keys = open('ls.dump').read().replace(' ', '').replace('\n', '').replace('\r', '').decode('hex')  # ugly ^^

noncecounter = 0
res = ''
shift = False
for i in range(0, len(keys), 24):
    nonce = chr(noncecounter % 256) + chr(int(noncecounter / 256)) + '\x00' * 6
    noncecounter += 1

    keystroke = keys[i:i+24]

    keystroke = makekey(Salsa20_xor(keystroke, nonce, key))

    if keystroke['type'] == 1:
        #print keystroke
        if keystroke['code'] == 14 and keystroke['value'] == 1:
            print 'Backspace'
            res = res[:-1]
        elif keystroke['code'] == 42 and keystroke['value'] == 1:
            print 'Shift 1'
            shift = True
        elif keystroke['code'] == 42 and keystroke['value'] == 0:
            print 'Shift 0'
            shift = False
        elif keystroke['value'] == 1:
            if shift:
                if keymap[str(keystroke['code'])] == '1':
                    res += '!'
                elif keymap[str(keystroke['code'])] == '-':
                    res += '_'
                else:
                    res += keymap[str(keystroke['code'])].upper()
            else:
                res += keymap[str(keystroke['code'])].lower()
            print res

print res

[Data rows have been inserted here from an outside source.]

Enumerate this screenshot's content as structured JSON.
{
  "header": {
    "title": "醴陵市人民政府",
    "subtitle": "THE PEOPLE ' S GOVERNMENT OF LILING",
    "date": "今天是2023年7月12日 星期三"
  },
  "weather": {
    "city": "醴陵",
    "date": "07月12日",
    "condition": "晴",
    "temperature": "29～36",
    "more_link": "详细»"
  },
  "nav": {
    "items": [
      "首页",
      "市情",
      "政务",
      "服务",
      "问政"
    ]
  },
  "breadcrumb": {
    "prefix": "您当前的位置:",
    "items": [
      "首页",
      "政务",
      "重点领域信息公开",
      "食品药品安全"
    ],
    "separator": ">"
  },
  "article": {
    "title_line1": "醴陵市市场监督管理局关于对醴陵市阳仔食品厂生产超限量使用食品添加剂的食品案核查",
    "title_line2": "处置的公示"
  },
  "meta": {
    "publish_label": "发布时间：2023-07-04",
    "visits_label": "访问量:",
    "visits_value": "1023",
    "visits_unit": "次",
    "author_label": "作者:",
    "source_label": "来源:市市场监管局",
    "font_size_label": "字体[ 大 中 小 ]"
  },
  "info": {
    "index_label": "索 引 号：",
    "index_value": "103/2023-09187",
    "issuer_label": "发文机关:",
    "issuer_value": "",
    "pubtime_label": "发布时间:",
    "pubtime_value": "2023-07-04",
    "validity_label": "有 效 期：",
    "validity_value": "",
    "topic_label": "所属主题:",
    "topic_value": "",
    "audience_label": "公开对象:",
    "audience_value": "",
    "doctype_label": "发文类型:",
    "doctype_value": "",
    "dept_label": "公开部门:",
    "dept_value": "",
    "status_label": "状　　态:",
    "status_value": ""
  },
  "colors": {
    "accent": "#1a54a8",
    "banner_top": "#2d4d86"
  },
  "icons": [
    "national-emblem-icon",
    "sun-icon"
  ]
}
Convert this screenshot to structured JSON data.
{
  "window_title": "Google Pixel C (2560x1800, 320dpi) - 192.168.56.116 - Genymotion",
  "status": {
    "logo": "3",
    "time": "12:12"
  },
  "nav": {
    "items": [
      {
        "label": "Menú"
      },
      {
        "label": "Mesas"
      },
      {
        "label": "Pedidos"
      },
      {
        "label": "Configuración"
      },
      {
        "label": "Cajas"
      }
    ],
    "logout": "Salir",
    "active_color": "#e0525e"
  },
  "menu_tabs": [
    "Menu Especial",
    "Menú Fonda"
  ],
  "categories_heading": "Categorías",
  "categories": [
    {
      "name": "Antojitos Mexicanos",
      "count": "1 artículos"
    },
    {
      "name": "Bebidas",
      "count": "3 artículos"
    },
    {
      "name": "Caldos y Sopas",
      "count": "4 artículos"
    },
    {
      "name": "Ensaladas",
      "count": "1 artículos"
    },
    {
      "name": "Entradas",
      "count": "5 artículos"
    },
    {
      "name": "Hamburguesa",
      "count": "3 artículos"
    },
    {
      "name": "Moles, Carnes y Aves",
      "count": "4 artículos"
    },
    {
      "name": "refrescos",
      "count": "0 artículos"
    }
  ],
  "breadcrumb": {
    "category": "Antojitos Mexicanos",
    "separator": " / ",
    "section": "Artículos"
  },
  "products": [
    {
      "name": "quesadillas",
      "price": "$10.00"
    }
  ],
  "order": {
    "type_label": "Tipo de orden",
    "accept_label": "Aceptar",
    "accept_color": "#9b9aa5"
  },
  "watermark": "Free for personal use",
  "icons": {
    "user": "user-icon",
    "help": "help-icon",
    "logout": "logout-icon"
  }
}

After running this script (ls.dump contains the hex-encoded tcp-stream without the encryption key) we get the flag: 31C3_7yp3_s4f3ty!1